Most of you know that I’m at work on a Master’s thesis. This thesis involves anime, cyborg theory, and fan culture. It involves reading a lot of Henry Jenkins, Donna Haraway, Susan J. Napier, and other big names. Having finally finished my chapter on FMA and cognitive narratology (not to my satisfaction, but that’s another story), I have begun gathering resources and drawing up outlines for the next — which is on anime fandom and the spectre of Orientalism.
Last year I took a great course on the making of Asian Studies, and it contained a fantastic book by Robert Young called White Mythologies: Writing History and the West. My university library has a couple of deadwood editions of the book, and one electronic version. How long can I download the book for?
Yeah. Three days. Because grad students can get all their reading and citing done in that amount of time. Right.

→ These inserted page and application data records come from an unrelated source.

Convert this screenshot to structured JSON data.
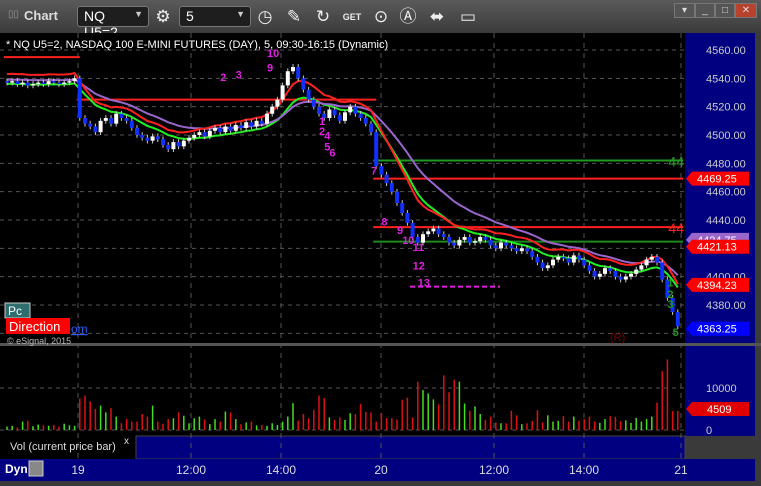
{
  "window": {
    "title": "Chart",
    "symbol": "NQ U5=2",
    "interval": "5"
  },
  "chart_header": "* NQ U5=2, NASDAQ 100 E-MINI FUTURES (DAY), 5, 09:30-16:15 (Dynamic)",
  "toolbar_icons": [
    "settings-icon",
    "clock-icon",
    "pencil-icon",
    "study-icon",
    "get-icon",
    "play-icon",
    "alert-icon",
    "link-icon",
    "comment-icon"
  ],
  "price_axis": {
    "ticks": [
      "4560.00",
      "4540.00",
      "4520.00",
      "4500.00",
      "4480.00",
      "4460.00",
      "4440.00",
      "4400.00",
      "4380.00"
    ],
    "markers": [
      {
        "text": "4469.25",
        "color": "#ff0000"
      },
      {
        "text": "4424.75",
        "color": "#9966cc"
      },
      {
        "text": "4421.13",
        "color": "#ff0000"
      },
      {
        "text": "4394.23",
        "color": "#ff0000"
      },
      {
        "text": "4363.25",
        "color": "#0000ff"
      }
    ]
  },
  "level_labels": [
    {
      "text": "44",
      "color": "#2a9a2a"
    },
    {
      "text": "44",
      "color": "#ff2020"
    }
  ],
  "overlay": {
    "pc": "Pc",
    "direction": "Direction",
    "om": "om",
    "copyright": "© eSignal, 2015",
    "r_marker": "(R)"
  },
  "volume": {
    "ticks": [
      "10000",
      "0"
    ],
    "marker": "4509",
    "panel_label": "Vol (current price bar)",
    "close": "x"
  },
  "time_axis": {
    "dyn": "Dyn",
    "labels": [
      "19",
      "12:00",
      "14:00",
      "20",
      "12:00",
      "14:00",
      "21"
    ]
  },
  "chart_data": {
    "type": "candlestick",
    "ylim": [
      4355,
      4570
    ],
    "closes": [
      4537,
      4538,
      4536,
      4537,
      4535,
      4536,
      4537,
      4536,
      4538,
      4537,
      4536,
      4537,
      4538,
      4540,
      4512,
      4508,
      4506,
      4502,
      4510,
      4512,
      4508,
      4515,
      4512,
      4510,
      4505,
      4500,
      4498,
      4496,
      4499,
      4497,
      4493,
      4490,
      4495,
      4492,
      4496,
      4498,
      4500,
      4502,
      4499,
      4503,
      4505,
      4502,
      4506,
      4503,
      4507,
      4505,
      4509,
      4506,
      4510,
      4508,
      4515,
      4520,
      4525,
      4535,
      4545,
      4548,
      4540,
      4532,
      4525,
      4520,
      4515,
      4512,
      4518,
      4514,
      4510,
      4516,
      4520,
      4515,
      4512,
      4508,
      4502,
      4478,
      4472,
      4466,
      4460,
      4452,
      4445,
      4438,
      4428,
      4424,
      4430,
      4432,
      4434,
      4430,
      4428,
      4424,
      4422,
      4426,
      4428,
      4424,
      4425,
      4428,
      4426,
      4422,
      4420,
      4424,
      4422,
      4420,
      4418,
      4420,
      4418,
      4414,
      4410,
      4406,
      4408,
      4412,
      4414,
      4413,
      4410,
      4415,
      4412,
      4408,
      4404,
      4400,
      4402,
      4406,
      4404,
      4400,
      4398,
      4400,
      4402,
      4405,
      4408,
      4412,
      4414,
      4410,
      4398,
      4385,
      4375,
      4365
    ],
    "volume": [
      800,
      1000,
      600,
      2000,
      2200,
      900,
      1300,
      1100,
      1000,
      1200,
      800,
      1500,
      1100,
      1000,
      7500,
      8200,
      6800,
      5000,
      5800,
      4200,
      5200,
      3200,
      1600,
      2600,
      2000,
      2000,
      3800,
      3200,
      5800,
      2000,
      1500,
      2600,
      2800,
      4200,
      3400,
      1600,
      2800,
      3200,
      2500,
      1400,
      2600,
      2000,
      4400,
      4200,
      2600,
      1400,
      1800,
      2000,
      1100,
      1200,
      1000,
      1600,
      1200,
      2000,
      3200,
      6400,
      2200,
      3800,
      2800,
      4800,
      8200,
      7600,
      3000,
      2400,
      3000,
      2400,
      4000,
      3800,
      6200,
      4300,
      4200,
      2000,
      4000,
      2800,
      2800,
      2500,
      7200,
      7700,
      3000,
      11500,
      9500,
      8700,
      7300,
      6100,
      13000,
      9000,
      12000,
      11500,
      6300,
      4600,
      5600,
      3800,
      2400,
      3200,
      1800,
      1600,
      1600,
      4600,
      3500,
      1400,
      1600,
      2200,
      4700,
      1800,
      3500,
      2000,
      2200,
      3300,
      2000,
      3200,
      2200,
      2600,
      3200,
      2000,
      1700,
      2600,
      3300,
      3100,
      2100,
      2300,
      1700,
      2900,
      2000,
      2600,
      3200,
      6500,
      14000,
      16800,
      4500,
      4509
    ],
    "levels": [
      {
        "price": 4555,
        "from": 0,
        "to": 14,
        "color": "#ff2020"
      },
      {
        "price": 4525,
        "from": 14,
        "to": 71,
        "color": "#ff2020"
      },
      {
        "price": 4482,
        "from": 71,
        "to": 130,
        "color": "#1f9a1f"
      },
      {
        "price": 4469.25,
        "from": 71,
        "to": 130,
        "color": "#ff2020"
      },
      {
        "price": 4435,
        "from": 71,
        "to": 130,
        "color": "#ff2020"
      },
      {
        "price": 4424.75,
        "from": 71,
        "to": 130,
        "color": "#1f8a1f"
      }
    ],
    "annotations": [
      {
        "text": "2",
        "bar": 41,
        "price": 4538,
        "color": "#e020e0"
      },
      {
        "text": "3",
        "bar": 44,
        "price": 4540,
        "color": "#e020e0"
      },
      {
        "text": "9",
        "bar": 50,
        "price": 4545,
        "color": "#e020e0"
      },
      {
        "text": "10",
        "bar": 50,
        "price": 4555,
        "color": "#e020e0"
      },
      {
        "text": "1",
        "bar": 60,
        "price": 4507,
        "color": "#e020e0"
      },
      {
        "text": "2",
        "bar": 60,
        "price": 4500,
        "color": "#e020e0"
      },
      {
        "text": "4",
        "bar": 61,
        "price": 4497,
        "color": "#e020e0"
      },
      {
        "text": "5",
        "bar": 61,
        "price": 4489,
        "color": "#e020e0"
      },
      {
        "text": "6",
        "bar": 62,
        "price": 4485,
        "color": "#e020e0"
      },
      {
        "text": "7",
        "bar": 70,
        "price": 4472,
        "color": "#e020e0"
      },
      {
        "text": "8",
        "bar": 72,
        "price": 4436,
        "color": "#e020e0"
      },
      {
        "text": "9",
        "bar": 75,
        "price": 4430,
        "color": "#e020e0"
      },
      {
        "text": "10",
        "bar": 76,
        "price": 4423,
        "color": "#e020e0"
      },
      {
        "text": "11",
        "bar": 78,
        "price": 4418,
        "color": "#e020e0"
      },
      {
        "text": "12",
        "bar": 78,
        "price": 4405,
        "color": "#e020e0"
      },
      {
        "text": "13",
        "bar": 79,
        "price": 4393,
        "color": "#e020e0"
      },
      {
        "text": "1",
        "bar": 127,
        "price": 4393,
        "color": "#1f9a1f"
      },
      {
        "text": "2",
        "bar": 127,
        "price": 4385,
        "color": "#1f9a1f"
      },
      {
        "text": "3",
        "bar": 127,
        "price": 4378,
        "color": "#1f9a1f"
      },
      {
        "text": "5",
        "bar": 128,
        "price": 4358,
        "color": "#1f9a1f"
      }
    ]
  }
}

Not only is this an especially unrealistic expectation, it’s an unfair one: if I march all the way to the library and reserve a pulp copy, my grad student status grants me a six-week hold. That’s a hell of a lot longer than three measly days. If the school insists on DRM, why not grant me use of the file for the same amount of time that I would be allowed for the use of a paper copy?